- _TASK TO CARRY OUT_: If a line in the data has the string "target", please show it.

- _DATASET CONTENT_:

========

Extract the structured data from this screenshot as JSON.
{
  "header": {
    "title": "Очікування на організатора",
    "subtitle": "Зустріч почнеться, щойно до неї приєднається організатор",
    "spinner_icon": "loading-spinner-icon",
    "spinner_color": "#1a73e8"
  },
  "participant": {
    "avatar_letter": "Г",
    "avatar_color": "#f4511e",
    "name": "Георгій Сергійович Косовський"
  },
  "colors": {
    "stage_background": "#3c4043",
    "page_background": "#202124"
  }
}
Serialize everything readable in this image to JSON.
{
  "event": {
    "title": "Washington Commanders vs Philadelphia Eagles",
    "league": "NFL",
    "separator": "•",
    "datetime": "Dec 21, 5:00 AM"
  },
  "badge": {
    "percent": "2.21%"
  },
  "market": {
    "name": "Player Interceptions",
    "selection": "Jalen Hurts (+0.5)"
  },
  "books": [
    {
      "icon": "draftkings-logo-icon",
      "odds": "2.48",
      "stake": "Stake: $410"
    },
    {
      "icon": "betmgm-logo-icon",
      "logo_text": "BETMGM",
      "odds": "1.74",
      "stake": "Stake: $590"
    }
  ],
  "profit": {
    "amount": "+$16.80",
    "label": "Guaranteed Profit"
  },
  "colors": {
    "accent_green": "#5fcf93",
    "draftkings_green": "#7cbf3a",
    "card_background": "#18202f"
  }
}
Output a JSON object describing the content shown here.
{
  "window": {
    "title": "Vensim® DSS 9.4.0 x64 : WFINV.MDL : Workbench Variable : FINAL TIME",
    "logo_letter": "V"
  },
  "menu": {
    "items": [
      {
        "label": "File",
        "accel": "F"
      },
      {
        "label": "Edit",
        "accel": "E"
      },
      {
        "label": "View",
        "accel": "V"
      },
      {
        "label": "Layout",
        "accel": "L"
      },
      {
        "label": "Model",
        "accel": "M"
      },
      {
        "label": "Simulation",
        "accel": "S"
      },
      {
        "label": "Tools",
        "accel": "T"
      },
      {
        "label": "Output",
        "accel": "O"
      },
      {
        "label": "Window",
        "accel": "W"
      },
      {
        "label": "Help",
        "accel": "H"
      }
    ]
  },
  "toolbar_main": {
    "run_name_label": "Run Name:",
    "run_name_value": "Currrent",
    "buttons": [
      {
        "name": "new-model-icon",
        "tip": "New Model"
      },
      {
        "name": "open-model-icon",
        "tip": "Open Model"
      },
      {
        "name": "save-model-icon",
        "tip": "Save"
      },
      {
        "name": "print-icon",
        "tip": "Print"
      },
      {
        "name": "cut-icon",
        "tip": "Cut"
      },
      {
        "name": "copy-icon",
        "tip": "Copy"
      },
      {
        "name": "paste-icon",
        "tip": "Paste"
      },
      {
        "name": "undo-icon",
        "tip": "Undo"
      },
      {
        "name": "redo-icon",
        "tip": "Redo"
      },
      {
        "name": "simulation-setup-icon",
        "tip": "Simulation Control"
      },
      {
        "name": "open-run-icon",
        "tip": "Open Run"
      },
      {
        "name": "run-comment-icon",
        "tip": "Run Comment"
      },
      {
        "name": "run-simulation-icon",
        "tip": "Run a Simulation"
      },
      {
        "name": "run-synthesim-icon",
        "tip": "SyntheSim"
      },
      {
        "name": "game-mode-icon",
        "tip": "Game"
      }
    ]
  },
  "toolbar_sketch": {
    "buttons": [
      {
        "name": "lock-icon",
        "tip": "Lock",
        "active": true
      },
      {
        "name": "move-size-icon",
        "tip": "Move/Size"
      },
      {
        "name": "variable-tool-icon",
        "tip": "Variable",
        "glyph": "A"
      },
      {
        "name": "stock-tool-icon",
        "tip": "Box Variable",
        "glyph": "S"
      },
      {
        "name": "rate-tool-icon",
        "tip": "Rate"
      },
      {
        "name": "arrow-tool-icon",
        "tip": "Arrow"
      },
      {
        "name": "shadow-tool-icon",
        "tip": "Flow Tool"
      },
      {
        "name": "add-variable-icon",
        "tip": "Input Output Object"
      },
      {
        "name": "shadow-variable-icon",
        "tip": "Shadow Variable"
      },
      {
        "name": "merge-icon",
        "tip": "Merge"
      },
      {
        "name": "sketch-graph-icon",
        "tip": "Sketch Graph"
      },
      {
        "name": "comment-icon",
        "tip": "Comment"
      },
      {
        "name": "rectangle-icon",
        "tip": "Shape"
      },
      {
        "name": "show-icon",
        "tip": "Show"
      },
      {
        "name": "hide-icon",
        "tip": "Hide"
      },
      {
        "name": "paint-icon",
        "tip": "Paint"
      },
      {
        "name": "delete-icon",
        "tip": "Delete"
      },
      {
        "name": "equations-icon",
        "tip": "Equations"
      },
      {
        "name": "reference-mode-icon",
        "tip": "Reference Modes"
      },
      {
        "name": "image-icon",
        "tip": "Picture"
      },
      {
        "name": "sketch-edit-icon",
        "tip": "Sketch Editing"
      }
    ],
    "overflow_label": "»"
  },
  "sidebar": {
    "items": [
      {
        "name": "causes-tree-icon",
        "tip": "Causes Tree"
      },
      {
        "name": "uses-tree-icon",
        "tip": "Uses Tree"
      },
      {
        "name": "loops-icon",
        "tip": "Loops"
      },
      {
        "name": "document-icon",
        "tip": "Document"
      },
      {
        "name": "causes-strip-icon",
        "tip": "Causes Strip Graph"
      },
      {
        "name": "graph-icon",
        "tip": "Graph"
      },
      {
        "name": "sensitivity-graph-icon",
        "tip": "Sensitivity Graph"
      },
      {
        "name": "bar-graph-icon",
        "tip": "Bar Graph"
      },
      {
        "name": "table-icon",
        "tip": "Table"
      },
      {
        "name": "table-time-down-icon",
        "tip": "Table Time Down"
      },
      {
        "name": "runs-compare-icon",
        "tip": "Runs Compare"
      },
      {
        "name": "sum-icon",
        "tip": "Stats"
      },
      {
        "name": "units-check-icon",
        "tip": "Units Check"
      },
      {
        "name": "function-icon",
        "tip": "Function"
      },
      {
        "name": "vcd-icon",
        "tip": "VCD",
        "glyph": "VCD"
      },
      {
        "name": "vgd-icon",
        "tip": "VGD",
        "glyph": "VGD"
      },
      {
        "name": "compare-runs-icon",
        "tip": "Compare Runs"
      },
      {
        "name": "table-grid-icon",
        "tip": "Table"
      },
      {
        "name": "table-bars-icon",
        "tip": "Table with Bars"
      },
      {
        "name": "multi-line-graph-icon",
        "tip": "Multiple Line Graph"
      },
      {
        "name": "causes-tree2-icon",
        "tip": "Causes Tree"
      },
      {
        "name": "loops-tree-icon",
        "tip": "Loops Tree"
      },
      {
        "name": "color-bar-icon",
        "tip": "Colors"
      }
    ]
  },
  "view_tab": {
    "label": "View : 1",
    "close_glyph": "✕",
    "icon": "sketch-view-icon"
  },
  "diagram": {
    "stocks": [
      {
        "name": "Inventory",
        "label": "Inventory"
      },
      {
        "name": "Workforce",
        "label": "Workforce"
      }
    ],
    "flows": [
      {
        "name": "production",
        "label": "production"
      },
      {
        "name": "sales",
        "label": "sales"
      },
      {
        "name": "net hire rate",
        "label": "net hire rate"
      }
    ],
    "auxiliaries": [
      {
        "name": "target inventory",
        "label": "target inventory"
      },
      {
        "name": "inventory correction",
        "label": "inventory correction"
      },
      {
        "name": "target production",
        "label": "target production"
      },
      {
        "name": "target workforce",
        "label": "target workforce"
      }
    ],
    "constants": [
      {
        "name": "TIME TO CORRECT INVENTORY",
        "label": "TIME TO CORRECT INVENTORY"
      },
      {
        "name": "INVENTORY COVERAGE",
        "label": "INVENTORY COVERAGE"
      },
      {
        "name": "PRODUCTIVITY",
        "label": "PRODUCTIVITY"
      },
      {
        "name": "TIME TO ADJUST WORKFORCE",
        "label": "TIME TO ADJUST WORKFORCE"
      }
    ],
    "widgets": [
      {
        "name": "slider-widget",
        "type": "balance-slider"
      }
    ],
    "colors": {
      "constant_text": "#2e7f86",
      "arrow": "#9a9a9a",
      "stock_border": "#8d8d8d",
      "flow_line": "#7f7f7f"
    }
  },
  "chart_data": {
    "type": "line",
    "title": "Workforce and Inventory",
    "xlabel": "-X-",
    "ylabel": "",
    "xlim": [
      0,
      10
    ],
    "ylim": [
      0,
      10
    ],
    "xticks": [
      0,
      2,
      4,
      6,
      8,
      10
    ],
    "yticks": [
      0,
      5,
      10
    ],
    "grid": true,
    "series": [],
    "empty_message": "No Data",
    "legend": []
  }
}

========

- _RESPONSE_:
        "name": "target inventory",
        "label": "target inventory"
        "name": "target production",
        "label": "target production"
        "name": "target workforce",
        "label": "target workforce"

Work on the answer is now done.